Lend and borrow don’t have the same meaning although they can be used to express the same idea. For this reason, students find these two verbs very confusing. Let’s take a look.
The rich guy has extra cash.
The poor guy has no extra cash.
- The rich guy lends money to the poor guy. The poor guy borrows money from the rich guy.
- If he borrows something, it isn’t a gift. He must return it.
- If you have something, you can lend it. If you lack something, you can borrow it.
Asking to borrow something:
If you want to borrow something, you can ask:
- Can I borrow [….]?
- Can I borrow $100?
- Can you lend me […]?
- Can you lend me $100?
The person with eggs can lend one.
The person who needs an egg can borrow one.
The eggless person asks:
- Hey, can I please borrow some eggs? I’ll share some of what I am cooking.
His eggy neighbor says:
- Sure. How many do you want to borrow? I can lend as many as you need.
Practice: Fill in the blanks with the word borrow or lend. (Answers below)
- I forgot my phone charger at home.
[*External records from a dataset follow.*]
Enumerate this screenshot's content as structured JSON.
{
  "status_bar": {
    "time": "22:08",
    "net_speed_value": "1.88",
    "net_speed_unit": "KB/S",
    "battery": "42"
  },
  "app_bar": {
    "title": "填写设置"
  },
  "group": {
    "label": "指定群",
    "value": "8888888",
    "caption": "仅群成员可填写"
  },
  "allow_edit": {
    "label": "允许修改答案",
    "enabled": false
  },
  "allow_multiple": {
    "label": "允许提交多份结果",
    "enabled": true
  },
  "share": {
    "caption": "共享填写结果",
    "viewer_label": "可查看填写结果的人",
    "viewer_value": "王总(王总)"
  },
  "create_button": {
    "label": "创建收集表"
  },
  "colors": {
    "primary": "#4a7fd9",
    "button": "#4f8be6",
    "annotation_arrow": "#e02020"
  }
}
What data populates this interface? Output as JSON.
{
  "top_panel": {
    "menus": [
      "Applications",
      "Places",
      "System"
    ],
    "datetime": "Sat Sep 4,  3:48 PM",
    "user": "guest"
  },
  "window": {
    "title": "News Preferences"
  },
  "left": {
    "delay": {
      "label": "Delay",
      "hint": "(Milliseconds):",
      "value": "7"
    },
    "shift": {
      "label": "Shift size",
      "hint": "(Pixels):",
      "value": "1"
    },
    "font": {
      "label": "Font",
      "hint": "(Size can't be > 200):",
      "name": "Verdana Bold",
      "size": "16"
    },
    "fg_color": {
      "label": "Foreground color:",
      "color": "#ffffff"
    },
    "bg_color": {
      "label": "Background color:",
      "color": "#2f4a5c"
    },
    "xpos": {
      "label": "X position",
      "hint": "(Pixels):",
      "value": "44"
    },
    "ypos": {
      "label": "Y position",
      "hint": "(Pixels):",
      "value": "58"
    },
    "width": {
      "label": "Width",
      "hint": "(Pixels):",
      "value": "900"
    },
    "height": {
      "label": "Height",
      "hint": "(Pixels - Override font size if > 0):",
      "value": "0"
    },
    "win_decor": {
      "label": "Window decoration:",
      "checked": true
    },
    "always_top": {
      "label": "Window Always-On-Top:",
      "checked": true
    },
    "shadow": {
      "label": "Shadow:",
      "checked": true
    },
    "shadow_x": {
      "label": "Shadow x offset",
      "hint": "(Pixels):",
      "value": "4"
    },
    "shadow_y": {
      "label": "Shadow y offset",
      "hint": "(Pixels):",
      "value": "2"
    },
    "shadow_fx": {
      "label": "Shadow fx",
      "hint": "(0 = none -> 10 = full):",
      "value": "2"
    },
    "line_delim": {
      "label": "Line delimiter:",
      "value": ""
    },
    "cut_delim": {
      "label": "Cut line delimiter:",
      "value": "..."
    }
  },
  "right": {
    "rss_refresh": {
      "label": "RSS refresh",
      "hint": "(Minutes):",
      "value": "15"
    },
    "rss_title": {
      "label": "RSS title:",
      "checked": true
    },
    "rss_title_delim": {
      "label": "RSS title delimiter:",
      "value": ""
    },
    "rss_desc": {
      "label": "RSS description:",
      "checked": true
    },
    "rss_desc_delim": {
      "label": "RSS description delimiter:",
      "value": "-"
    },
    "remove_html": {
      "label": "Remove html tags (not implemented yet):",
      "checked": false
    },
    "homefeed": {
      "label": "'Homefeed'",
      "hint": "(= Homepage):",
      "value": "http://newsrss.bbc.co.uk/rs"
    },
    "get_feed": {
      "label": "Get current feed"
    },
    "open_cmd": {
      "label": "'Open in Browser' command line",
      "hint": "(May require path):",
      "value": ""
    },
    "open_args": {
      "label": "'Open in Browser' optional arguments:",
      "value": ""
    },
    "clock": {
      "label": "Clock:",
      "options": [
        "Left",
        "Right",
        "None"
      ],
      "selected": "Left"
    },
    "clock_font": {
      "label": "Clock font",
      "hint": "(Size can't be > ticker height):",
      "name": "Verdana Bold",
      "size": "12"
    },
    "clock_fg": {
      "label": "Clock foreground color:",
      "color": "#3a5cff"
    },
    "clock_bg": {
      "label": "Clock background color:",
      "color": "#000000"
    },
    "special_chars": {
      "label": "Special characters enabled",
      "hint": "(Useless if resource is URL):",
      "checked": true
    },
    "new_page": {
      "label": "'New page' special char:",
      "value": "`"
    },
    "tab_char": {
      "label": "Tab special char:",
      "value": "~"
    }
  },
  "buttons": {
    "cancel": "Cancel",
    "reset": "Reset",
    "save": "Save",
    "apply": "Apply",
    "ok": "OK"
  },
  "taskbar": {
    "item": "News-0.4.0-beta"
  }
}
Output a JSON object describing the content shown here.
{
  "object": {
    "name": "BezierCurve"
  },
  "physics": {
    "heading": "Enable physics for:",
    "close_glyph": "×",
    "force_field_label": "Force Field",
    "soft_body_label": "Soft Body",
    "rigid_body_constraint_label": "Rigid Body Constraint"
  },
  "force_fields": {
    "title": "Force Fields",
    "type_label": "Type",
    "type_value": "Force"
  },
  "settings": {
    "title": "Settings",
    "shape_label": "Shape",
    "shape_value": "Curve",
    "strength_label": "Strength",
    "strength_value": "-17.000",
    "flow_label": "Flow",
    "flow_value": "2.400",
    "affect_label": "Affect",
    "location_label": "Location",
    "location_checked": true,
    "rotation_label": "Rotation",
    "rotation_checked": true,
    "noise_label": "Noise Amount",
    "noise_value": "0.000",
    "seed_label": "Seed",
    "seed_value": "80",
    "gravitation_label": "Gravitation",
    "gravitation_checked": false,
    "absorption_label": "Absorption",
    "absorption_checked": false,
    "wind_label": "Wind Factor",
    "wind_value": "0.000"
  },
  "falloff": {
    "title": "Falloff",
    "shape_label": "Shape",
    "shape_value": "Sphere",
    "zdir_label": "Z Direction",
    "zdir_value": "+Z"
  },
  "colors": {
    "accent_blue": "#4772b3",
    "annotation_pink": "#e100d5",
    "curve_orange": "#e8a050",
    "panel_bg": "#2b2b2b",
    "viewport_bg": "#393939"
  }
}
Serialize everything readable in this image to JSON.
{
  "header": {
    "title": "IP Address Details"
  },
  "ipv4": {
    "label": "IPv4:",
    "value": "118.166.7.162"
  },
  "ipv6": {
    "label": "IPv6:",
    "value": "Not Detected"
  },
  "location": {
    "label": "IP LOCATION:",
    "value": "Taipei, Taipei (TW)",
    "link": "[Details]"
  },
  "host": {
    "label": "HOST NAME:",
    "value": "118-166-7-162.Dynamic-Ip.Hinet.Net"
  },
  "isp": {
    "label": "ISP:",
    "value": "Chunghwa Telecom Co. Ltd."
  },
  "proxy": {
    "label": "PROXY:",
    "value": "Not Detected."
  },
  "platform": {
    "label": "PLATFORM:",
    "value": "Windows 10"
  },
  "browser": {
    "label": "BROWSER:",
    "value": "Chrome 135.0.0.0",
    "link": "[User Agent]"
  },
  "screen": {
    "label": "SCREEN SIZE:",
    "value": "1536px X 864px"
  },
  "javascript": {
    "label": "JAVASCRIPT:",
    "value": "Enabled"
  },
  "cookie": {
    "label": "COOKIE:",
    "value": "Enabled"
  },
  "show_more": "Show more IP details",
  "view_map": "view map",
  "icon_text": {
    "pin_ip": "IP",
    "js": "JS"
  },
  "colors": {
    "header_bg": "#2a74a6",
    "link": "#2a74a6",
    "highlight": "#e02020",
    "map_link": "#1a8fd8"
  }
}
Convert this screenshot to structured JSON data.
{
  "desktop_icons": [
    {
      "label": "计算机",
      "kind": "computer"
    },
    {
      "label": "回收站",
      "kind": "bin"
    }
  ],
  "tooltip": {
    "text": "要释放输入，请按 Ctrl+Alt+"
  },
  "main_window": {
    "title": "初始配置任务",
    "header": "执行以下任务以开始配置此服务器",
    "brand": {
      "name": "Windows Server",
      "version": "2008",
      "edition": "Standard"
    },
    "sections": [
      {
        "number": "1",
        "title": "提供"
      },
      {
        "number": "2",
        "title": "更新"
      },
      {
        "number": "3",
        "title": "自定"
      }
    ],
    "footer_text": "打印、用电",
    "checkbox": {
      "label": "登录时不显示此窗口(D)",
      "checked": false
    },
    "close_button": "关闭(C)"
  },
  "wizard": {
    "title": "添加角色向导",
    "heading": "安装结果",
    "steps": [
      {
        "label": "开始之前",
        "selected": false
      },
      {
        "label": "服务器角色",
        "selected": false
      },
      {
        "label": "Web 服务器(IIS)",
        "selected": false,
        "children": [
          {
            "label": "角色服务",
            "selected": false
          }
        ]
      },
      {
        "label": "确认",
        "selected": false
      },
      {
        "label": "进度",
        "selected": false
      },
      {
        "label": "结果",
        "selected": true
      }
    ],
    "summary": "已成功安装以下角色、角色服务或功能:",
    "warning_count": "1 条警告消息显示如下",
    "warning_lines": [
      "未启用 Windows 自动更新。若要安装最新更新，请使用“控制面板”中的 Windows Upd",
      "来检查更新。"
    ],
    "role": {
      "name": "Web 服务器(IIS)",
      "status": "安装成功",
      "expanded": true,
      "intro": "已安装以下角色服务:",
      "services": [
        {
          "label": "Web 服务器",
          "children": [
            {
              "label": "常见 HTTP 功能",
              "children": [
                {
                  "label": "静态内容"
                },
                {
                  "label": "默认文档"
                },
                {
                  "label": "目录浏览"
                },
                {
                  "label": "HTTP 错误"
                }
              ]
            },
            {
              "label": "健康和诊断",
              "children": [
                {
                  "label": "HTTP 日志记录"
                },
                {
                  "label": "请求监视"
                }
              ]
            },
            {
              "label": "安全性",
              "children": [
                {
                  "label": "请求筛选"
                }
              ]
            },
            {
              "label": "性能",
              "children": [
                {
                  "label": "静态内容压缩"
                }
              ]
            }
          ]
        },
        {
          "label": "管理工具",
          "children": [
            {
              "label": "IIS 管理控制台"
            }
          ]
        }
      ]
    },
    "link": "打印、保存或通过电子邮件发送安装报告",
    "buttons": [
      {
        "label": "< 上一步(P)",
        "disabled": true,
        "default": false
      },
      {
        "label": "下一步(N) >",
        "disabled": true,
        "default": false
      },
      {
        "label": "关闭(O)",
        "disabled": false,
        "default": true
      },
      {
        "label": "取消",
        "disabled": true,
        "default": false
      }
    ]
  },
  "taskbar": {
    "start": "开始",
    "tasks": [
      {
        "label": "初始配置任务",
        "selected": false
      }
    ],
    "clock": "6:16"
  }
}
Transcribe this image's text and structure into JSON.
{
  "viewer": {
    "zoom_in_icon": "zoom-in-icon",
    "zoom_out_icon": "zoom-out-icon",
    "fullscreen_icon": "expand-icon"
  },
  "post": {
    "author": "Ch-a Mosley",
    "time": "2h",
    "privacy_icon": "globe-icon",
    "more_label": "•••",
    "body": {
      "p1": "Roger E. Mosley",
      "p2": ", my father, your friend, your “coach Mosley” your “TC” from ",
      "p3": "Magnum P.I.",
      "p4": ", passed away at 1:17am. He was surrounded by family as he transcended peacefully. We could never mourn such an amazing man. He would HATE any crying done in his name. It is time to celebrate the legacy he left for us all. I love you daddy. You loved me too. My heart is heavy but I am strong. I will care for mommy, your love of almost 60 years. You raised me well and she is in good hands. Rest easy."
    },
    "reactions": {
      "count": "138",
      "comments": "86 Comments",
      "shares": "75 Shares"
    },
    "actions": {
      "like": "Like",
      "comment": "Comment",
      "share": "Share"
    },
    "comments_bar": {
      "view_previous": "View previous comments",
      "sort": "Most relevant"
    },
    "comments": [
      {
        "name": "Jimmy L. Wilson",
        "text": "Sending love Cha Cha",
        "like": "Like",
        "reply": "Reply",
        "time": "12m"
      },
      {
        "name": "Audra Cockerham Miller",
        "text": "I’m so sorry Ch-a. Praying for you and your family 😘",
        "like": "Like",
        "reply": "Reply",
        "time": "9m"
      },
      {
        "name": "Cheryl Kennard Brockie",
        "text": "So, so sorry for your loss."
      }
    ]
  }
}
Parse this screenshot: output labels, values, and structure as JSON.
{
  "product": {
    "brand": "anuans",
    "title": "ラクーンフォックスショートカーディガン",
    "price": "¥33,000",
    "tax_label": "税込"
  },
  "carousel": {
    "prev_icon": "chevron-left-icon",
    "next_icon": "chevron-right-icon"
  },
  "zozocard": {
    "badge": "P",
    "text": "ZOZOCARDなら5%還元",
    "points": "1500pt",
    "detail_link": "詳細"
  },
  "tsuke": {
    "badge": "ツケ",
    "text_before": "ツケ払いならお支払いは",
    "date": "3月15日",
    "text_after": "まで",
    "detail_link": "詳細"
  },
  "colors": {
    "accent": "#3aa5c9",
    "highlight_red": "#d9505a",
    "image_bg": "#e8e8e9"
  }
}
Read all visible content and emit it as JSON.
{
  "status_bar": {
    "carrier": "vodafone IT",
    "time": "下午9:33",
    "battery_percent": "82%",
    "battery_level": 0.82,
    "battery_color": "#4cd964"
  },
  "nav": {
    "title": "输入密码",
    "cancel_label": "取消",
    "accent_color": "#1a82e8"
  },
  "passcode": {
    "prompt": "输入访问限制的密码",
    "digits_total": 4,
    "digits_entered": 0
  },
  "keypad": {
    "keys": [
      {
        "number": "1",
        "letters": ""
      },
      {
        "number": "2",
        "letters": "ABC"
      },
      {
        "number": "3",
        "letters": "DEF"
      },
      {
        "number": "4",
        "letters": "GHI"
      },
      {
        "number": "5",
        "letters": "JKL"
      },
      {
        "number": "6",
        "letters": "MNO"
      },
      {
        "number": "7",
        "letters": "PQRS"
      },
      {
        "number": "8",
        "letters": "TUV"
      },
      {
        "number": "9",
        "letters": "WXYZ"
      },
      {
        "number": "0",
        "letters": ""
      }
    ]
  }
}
You have one. Can I ___________________ yours?
- I have two pencils, but I only need one. You can _________________ one of mine.
- I want to go for a bike ride, but I don’t have a bike. You have one. Can you ________________ it to me?
- You have a car, but I don’t. I’m moving this weekend. Can I _________________ your car for a couple of hours while I move?
- It’s raining. You’re not going outside right now, but I am. Can you ____________________ me your umbrella?
- I really like that bracelet. Can I ____________________ it sometime?
- I have an extra fan. I can _____________ it to you if you want.